Aim of the exercise:
Filter the listing below down to the lines containing the word "this".

Information provided:

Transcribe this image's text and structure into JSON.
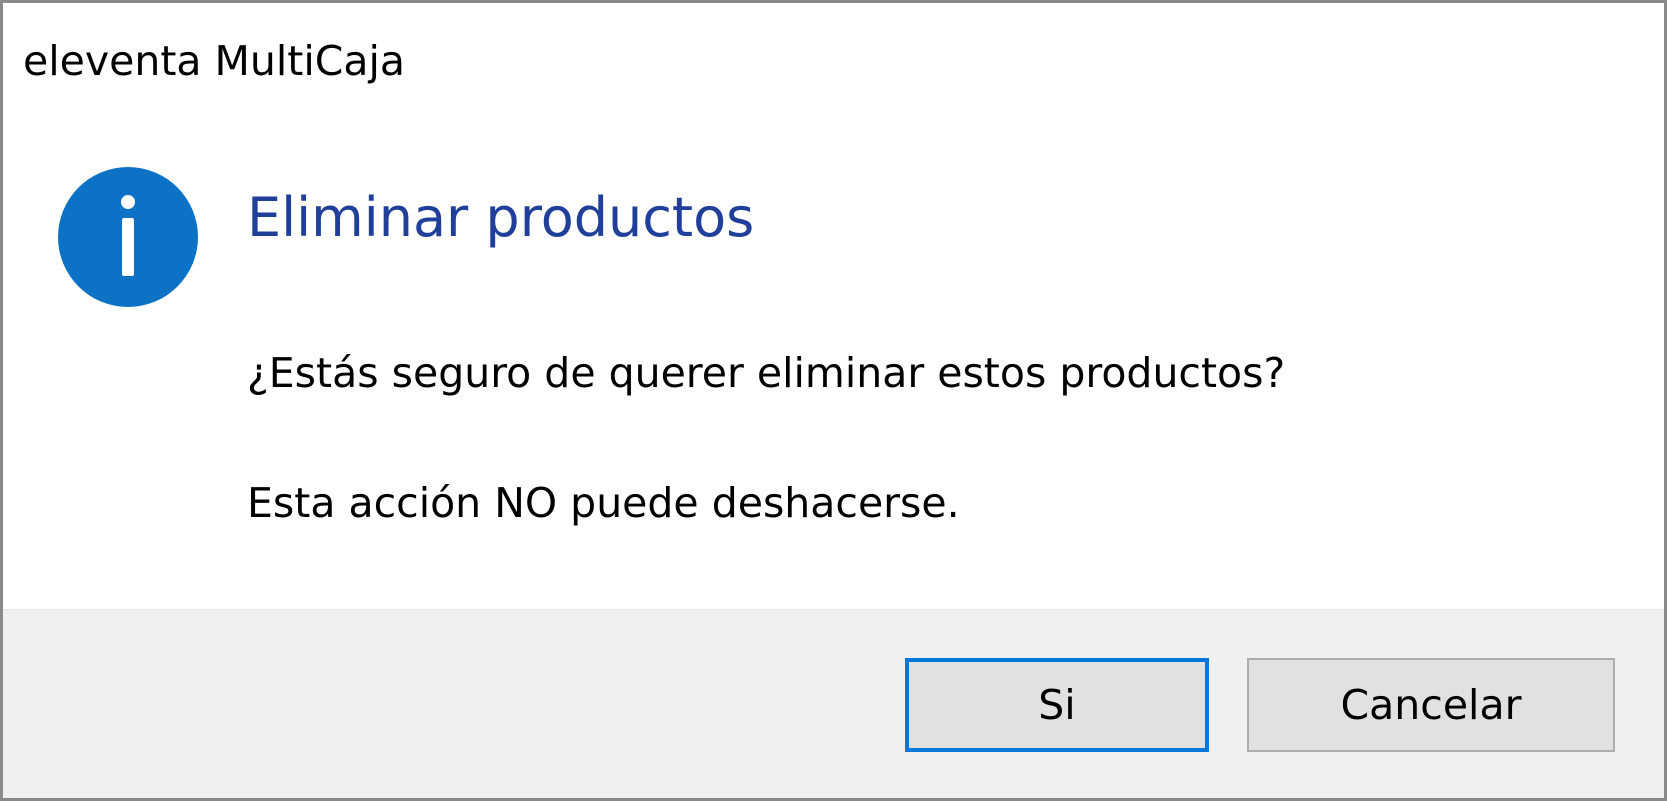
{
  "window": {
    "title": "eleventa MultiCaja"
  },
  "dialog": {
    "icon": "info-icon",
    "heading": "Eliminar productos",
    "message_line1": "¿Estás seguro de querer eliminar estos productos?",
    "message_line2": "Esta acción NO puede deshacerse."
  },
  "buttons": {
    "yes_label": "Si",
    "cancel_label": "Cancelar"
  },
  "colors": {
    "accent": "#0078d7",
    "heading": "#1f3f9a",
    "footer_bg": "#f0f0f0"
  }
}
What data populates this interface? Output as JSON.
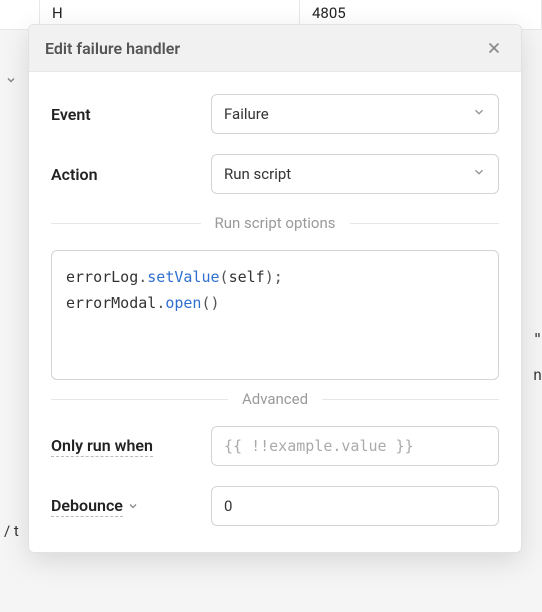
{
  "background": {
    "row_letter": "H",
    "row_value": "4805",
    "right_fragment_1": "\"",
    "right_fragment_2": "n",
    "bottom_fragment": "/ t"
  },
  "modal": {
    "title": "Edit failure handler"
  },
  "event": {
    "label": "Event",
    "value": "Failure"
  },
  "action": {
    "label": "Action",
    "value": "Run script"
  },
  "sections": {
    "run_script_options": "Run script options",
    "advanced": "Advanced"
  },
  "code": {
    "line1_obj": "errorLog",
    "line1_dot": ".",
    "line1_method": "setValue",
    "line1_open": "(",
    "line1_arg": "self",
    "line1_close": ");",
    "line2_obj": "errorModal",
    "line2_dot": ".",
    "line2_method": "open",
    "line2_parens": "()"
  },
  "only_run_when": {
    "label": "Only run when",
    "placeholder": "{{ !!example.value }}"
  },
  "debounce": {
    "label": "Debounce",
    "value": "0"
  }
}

Answer space:
Transcribe this image's text and structure into JSON.
What data populates this interface? Output as JSON.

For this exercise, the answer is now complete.